If you haven't submitted the Free Application for Federal Student Aid, or FAFSA, you might want to get on it. Tuesday is the deadline for completing your FAFSA for the 2014-2015 school year. The new award year for students attending college in 2015-2016 begins Wednesday. Confused? We'll break it down.

What is the FAFSA? The federal government awards about $150 billion annually to students via grants, loans and work-study programs. In order to figure out which students are eligible for which aid, the Education Department requires a FAFSA. States and colleges also use FAFSA data to determine financial assistance at their levels. You can complete it online, fill it out via PDF or request a paper version.

So what happens on TuesdayThough the current academic year has finished almost everywhere, about 10 percent of students will still need to file for aid, according to Edvisors.com.
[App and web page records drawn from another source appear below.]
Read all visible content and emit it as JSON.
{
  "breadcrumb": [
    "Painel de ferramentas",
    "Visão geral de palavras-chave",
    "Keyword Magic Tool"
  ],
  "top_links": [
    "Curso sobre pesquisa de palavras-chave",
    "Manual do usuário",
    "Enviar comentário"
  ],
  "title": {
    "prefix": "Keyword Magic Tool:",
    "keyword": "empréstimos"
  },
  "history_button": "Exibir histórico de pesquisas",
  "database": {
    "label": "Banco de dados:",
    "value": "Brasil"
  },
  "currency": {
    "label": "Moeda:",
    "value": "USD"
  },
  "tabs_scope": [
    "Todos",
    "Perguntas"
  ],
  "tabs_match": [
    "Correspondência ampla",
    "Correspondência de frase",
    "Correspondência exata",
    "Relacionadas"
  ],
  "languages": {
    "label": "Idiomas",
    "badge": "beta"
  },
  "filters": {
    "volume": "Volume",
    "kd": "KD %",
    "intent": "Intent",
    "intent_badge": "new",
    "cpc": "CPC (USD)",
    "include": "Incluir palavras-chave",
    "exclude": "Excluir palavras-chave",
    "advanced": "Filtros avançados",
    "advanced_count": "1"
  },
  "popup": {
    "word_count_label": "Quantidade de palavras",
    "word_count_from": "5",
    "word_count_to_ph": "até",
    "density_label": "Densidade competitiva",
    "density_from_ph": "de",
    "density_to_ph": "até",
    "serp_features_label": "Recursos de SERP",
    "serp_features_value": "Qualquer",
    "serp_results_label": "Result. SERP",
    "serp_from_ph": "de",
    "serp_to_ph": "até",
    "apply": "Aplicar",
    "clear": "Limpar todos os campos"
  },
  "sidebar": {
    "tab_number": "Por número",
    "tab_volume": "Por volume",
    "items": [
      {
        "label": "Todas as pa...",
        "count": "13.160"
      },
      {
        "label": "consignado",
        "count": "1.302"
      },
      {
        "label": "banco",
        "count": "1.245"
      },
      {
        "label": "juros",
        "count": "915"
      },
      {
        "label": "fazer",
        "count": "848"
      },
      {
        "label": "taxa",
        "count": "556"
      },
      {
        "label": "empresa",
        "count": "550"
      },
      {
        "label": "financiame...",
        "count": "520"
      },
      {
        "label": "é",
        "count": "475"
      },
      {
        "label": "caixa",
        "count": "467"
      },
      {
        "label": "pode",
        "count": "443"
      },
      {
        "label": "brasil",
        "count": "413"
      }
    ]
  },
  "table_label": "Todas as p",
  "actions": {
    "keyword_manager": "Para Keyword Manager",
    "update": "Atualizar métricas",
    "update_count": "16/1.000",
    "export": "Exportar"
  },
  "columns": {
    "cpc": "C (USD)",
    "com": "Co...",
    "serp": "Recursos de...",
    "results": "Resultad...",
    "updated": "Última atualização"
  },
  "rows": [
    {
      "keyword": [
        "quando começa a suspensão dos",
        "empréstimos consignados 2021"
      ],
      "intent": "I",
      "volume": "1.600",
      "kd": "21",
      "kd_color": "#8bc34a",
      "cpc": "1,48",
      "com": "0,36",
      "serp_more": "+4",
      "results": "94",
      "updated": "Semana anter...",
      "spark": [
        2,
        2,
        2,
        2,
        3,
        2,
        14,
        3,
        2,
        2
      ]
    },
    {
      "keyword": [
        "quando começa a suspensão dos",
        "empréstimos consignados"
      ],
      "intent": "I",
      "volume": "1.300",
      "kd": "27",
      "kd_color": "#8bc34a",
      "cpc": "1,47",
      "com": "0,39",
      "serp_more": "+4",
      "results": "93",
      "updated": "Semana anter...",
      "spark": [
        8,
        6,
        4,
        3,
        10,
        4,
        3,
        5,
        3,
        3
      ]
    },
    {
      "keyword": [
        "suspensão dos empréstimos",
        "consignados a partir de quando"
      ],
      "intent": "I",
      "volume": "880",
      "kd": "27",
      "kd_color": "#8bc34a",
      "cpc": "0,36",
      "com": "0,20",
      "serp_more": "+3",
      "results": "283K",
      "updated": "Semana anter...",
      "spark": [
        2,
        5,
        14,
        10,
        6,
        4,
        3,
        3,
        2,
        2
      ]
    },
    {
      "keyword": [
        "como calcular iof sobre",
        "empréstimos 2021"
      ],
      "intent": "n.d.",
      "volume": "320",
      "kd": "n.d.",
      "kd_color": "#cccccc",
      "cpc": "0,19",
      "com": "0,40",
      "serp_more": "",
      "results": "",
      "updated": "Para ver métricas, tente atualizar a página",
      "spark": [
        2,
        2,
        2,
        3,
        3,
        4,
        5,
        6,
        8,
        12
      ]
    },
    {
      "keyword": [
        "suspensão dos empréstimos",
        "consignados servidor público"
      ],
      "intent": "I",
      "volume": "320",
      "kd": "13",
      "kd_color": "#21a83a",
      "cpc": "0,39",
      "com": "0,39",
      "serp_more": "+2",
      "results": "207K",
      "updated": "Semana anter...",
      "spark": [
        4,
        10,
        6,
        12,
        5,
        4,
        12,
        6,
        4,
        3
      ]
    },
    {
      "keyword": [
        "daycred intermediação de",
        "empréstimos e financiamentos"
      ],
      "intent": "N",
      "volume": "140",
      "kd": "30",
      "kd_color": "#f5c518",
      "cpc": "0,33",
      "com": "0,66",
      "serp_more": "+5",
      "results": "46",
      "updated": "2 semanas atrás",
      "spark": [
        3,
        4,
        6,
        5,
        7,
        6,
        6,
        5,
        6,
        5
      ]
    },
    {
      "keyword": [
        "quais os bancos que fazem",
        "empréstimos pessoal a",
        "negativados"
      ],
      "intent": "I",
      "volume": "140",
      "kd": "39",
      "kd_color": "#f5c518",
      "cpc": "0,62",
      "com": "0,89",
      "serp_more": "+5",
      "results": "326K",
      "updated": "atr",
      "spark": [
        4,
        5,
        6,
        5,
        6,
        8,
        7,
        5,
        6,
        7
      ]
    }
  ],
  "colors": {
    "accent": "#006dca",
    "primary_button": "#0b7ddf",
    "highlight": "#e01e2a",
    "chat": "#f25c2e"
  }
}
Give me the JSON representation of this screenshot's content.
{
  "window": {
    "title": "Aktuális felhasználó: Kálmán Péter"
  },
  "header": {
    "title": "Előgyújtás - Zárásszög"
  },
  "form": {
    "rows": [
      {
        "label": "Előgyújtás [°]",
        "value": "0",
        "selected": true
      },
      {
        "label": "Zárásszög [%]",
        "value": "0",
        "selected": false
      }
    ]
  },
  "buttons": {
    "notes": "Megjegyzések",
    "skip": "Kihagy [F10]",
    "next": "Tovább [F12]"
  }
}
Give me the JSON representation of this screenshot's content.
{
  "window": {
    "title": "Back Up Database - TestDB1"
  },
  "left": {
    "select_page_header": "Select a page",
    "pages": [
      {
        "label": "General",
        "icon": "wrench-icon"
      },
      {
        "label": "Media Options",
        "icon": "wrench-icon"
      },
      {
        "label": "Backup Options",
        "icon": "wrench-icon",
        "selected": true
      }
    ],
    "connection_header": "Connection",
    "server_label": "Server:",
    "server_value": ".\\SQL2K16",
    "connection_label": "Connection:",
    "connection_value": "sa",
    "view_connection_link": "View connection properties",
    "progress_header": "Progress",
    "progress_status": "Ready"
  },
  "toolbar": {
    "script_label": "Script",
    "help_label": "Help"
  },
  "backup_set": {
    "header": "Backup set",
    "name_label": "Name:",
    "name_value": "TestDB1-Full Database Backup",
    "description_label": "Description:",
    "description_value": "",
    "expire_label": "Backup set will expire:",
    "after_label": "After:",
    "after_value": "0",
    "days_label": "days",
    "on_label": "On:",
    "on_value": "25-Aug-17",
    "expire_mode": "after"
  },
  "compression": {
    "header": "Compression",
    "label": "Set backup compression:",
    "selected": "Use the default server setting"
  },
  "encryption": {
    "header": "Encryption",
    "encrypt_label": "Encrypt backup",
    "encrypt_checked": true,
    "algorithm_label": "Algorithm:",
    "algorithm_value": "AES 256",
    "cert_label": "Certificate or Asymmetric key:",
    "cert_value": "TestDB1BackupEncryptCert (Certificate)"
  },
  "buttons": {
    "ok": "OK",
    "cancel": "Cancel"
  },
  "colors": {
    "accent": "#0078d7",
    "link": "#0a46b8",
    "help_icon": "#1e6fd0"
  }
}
In many cases this is because they didn't start school in August, as is traditional. FAFSA award years run from July 1 to June 30 annually, and the deadline is always the last day of that period. This year, it falls on Tuesday -- specifically, at midnight CDT. The FAFSA must be received by that time for federal consideration. Individual states have their own deadlines for FAFSA, but most of them have already passed.

What about aid for next year? Now might be a good time to file if you're looking ahead to the 2015-2016 school year. The FAFSA goes live on Jan. 1 each year, and money is given out on a first-come, first-served basis, Sallie Mae spokeswoman Martha Holler told CNN. The sooner you do it, the better, even though the FAFSA isn't technically due to the federal government until June 30, 2016. Remember, individual states have their own deadlines -- check those here.

How do I fill it out? The easiest way is to complete the FAFSA online here. It takes the average person about 20 minutes to fill it out. You’ll need your and your parents’ Social Security numbers, your driver’s license number, your family’s tax returns and information on other assets, according to the FAFSA site. See other FAFSA tips here.